The Wilson Quarterly has an excellent article about the rebirth of interest in how social experiences affect the development of schizophrenia.
It’s written by the brilliant anthropologist Tanya Marie Luhrmann, who tracks how the enthusiasm for a completely neurobiological explanation for the disorder has now begun to wane.
It’s worth saying that this extreme neurobiological focus has really been an American phenomenon.
While it’s true to say that psychiatry has taken a distinct neurobiological turn across the world, the mantra that ‘schizophrenia is a brain disease’ and only needs to be understood in terms of brain function has been most strongly championed in the United States.
For somewhat mysterious reasons, and not without a touch of irony, American psychiatry has been subject to quite striking mood swings over the past century.
Subsequently, a dominant current of thought emerged that mental illnesses could be understood as ‘brain disorders’ – a concept massively promoted and funded by drug companies. Searches for the ‘gene for schizophrenia’ and the ‘brain circuit for depression’ were all the rage, even if they seem a little naive in hindsight.
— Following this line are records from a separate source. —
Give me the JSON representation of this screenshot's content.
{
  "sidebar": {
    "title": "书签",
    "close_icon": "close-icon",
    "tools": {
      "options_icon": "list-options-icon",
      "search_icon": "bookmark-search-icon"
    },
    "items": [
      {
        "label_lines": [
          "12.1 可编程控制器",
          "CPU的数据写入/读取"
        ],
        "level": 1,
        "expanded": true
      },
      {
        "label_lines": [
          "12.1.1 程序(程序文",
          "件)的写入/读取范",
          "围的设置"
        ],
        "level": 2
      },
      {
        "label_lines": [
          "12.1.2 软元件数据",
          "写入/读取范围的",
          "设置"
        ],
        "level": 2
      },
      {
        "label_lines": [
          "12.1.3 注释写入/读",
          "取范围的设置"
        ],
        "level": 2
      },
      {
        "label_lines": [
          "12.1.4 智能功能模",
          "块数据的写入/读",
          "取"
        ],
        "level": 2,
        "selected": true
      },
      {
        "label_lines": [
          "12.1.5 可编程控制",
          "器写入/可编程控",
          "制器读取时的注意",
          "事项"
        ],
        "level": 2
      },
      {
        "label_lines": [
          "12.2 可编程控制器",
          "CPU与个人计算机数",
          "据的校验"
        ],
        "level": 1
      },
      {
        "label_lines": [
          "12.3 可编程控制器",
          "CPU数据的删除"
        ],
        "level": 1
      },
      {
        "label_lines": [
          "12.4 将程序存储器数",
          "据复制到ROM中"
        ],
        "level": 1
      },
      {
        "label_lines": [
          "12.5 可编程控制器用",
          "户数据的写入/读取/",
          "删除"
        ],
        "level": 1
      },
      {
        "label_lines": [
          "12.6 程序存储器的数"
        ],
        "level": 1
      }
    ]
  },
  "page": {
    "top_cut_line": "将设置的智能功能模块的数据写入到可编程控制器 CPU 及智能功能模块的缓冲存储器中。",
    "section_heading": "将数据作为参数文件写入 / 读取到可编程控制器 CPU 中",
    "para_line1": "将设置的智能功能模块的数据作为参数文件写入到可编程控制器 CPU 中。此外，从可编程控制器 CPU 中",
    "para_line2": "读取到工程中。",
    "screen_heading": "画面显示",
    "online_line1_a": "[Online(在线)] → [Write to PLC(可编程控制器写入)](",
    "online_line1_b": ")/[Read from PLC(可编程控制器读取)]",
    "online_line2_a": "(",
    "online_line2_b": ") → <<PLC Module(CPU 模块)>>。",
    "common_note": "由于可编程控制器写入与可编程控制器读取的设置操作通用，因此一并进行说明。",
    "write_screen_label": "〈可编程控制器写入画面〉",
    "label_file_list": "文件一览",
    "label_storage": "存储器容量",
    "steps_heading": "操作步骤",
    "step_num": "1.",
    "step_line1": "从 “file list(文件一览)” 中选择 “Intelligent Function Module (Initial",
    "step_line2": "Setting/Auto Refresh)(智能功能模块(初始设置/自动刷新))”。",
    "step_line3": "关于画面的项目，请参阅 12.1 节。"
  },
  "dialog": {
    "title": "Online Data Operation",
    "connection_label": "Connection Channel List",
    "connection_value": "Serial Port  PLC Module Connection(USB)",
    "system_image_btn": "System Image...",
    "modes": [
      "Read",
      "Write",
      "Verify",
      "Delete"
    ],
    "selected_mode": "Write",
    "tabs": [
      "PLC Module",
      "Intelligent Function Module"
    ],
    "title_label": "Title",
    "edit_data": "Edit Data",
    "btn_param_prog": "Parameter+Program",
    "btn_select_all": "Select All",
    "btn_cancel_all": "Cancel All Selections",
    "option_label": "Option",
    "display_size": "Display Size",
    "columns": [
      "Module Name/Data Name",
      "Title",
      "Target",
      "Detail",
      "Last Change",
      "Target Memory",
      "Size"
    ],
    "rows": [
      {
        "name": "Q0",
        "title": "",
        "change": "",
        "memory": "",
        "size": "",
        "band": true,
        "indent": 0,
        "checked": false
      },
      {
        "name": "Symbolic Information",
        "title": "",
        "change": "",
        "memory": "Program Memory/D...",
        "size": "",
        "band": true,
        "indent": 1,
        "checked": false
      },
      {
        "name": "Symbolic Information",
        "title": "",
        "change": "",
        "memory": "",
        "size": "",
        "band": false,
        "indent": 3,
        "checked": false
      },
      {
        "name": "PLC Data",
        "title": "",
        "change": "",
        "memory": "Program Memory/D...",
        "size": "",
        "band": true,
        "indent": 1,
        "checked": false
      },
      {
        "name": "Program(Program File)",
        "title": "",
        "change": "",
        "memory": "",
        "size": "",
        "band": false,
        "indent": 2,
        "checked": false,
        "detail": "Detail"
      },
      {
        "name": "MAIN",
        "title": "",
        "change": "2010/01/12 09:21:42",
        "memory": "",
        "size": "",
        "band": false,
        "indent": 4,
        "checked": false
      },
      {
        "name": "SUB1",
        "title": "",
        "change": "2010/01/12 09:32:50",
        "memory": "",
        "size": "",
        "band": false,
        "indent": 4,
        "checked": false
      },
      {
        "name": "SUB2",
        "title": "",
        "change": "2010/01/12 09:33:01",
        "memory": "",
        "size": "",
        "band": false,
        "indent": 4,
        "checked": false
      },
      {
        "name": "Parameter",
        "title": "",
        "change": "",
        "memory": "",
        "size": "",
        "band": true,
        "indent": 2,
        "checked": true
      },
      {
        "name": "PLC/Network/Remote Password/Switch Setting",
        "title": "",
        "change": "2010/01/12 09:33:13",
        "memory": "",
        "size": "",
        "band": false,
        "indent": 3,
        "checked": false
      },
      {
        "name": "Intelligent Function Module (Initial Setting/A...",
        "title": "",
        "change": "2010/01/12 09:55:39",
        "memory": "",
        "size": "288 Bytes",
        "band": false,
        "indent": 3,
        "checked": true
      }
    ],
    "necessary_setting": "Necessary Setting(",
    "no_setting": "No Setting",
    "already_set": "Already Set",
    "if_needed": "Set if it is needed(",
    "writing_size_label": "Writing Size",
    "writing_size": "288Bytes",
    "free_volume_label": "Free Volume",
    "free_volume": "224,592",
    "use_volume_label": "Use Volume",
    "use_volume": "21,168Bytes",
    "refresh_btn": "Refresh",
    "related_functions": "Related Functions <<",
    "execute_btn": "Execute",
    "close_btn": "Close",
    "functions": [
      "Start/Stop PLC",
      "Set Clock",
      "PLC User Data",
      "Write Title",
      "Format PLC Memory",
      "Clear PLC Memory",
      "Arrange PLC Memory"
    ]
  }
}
In Europe, however, social psychiatry – where mental disorders are seen within a social context – remained widely taught. In the UK, it had more an an epidemiological flavour, where on the continent it was more focussed on analysing the cultural meaning of mental illness.
Nevertheless, Luhrmann’s article is an excellent overview of how psychiatry has started to look ‘beyond the brain’, although we’d hope it doesn’t lose sight of it while gazing at the horizon
My only significant problem was that the article repeats the ‘people with schizophrenia do better in the developing world’ claim, which is so over-general as to be useless.
Other than that though, an excellent incisive article and one of the best pieces you’re likely to read in a while.
Link to ‘Beyond the Brain’ in The Wilson Quarterly (thanks Peter!)